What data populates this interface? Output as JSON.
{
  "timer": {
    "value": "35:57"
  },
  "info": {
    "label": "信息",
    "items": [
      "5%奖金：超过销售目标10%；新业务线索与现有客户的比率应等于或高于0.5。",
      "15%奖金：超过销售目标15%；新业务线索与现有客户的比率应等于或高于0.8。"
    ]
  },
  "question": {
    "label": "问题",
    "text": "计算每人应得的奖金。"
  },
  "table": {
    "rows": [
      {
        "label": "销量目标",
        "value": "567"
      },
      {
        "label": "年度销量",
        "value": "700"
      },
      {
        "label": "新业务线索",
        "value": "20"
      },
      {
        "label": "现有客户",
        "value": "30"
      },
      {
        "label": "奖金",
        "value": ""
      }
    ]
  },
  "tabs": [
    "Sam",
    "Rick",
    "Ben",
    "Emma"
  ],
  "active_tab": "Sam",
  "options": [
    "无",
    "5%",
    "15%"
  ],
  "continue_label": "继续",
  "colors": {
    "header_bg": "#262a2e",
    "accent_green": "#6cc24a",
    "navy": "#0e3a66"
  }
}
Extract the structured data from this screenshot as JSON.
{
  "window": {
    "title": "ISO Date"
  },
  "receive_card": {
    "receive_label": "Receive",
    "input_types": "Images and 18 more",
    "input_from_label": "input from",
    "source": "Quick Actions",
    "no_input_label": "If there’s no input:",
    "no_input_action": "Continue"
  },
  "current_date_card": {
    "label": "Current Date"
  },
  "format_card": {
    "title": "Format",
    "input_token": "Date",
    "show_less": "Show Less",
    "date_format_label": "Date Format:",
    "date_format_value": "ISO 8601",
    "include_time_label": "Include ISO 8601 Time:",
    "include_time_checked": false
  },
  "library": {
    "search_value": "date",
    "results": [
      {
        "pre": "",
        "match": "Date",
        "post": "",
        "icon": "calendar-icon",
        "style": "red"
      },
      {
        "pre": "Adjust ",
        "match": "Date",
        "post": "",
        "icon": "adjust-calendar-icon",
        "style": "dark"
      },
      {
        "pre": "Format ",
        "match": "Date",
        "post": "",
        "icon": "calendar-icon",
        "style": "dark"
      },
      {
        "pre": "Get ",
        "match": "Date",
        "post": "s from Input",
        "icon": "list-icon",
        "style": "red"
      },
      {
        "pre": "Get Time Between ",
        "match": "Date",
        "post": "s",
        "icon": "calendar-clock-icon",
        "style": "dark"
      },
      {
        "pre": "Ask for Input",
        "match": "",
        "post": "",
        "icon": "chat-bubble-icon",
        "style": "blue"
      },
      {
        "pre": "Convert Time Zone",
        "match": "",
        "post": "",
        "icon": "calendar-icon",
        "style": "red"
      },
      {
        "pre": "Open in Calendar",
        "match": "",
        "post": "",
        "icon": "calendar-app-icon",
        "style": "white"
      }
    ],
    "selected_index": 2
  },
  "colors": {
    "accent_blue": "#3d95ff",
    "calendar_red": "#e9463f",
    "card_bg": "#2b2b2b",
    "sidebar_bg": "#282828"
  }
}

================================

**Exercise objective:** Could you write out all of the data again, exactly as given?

**Task solution:**
What data populates this interface? Output as JSON.
{
  "timer": {
    "value": "35:57"
  },
  "info": {
    "label": "信息",
    "items": [
      "5%奖金：超过销售目标10%；新业务线索与现有客户的比率应等于或高于0.5。",
      "15%奖金：超过销售目标15%；新业务线索与现有客户的比率应等于或高于0.8。"
    ]
  },
  "question": {
    "label": "问题",
    "text": "计算每人应得的奖金。"
  },
  "table": {
    "rows": [
      {
        "label": "销量目标",
        "value": "567"
      },
      {
        "label": "年度销量",
        "value": "700"
      },
      {
        "label": "新业务线索",
        "value": "20"
      },
      {
        "label": "现有客户",
        "value": "30"
      },
      {
        "label": "奖金",
        "value": ""
      }
    ]
  },
  "tabs": [
    "Sam",
    "Rick",
    "Ben",
    "Emma"
  ],
  "active_tab": "Sam",
  "options": [
    "无",
    "5%",
    "15%"
  ],
  "continue_label": "继续",
  "colors": {
    "header_bg": "#262a2e",
    "accent_green": "#6cc24a",
    "navy": "#0e3a66"
  }
}
Extract the structured data from this screenshot as JSON.
{
  "window": {
    "title": "ISO Date"
  },
  "receive_card": {
    "receive_label": "Receive",
    "input_types": "Images and 18 more",
    "input_from_label": "input from",
    "source": "Quick Actions",
    "no_input_label": "If there’s no input:",
    "no_input_action": "Continue"
  },
  "current_date_card": {
    "label": "Current Date"
  },
  "format_card": {
    "title": "Format",
    "input_token": "Date",
    "show_less": "Show Less",
    "date_format_label": "Date Format:",
    "date_format_value": "ISO 8601",
    "include_time_label": "Include ISO 8601 Time:",
    "include_time_checked": false
  },
  "library": {
    "search_value": "date",
    "results": [
      {
        "pre": "",
        "match": "Date",
        "post": "",
        "icon": "calendar-icon",
        "style": "red"
      },
      {
        "pre": "Adjust ",
        "match": "Date",
        "post": "",
        "icon": "adjust-calendar-icon",
        "style": "dark"
      },
      {
        "pre": "Format ",
        "match": "Date",
        "post": "",
        "icon": "calendar-icon",
        "style": "dark"
      },
      {
        "pre": "Get ",
        "match": "Date",
        "post": "s from Input",
        "icon": "list-icon",
        "style": "red"
      },
      {
        "pre": "Get Time Between ",
        "match": "Date",
        "post": "s",
        "icon": "calendar-clock-icon",
        "style": "dark"
      },
      {
        "pre": "Ask for Input",
        "match": "",
        "post": "",
        "icon": "chat-bubble-icon",
        "style": "blue"
      },
      {
        "pre": "Convert Time Zone",
        "match": "",
        "post": "",
        "icon": "calendar-icon",
        "style": "red"
      },
      {
        "pre": "Open in Calendar",
        "match": "",
        "post": "",
        "icon": "calendar-app-icon",
        "style": "white"
      }
    ],
    "selected_index": 2
  },
  "colors": {
    "accent_blue": "#3d95ff",
    "calendar_red": "#e9463f",
    "card_bg": "#2b2b2b",
    "sidebar_bg": "#282828"
  }
}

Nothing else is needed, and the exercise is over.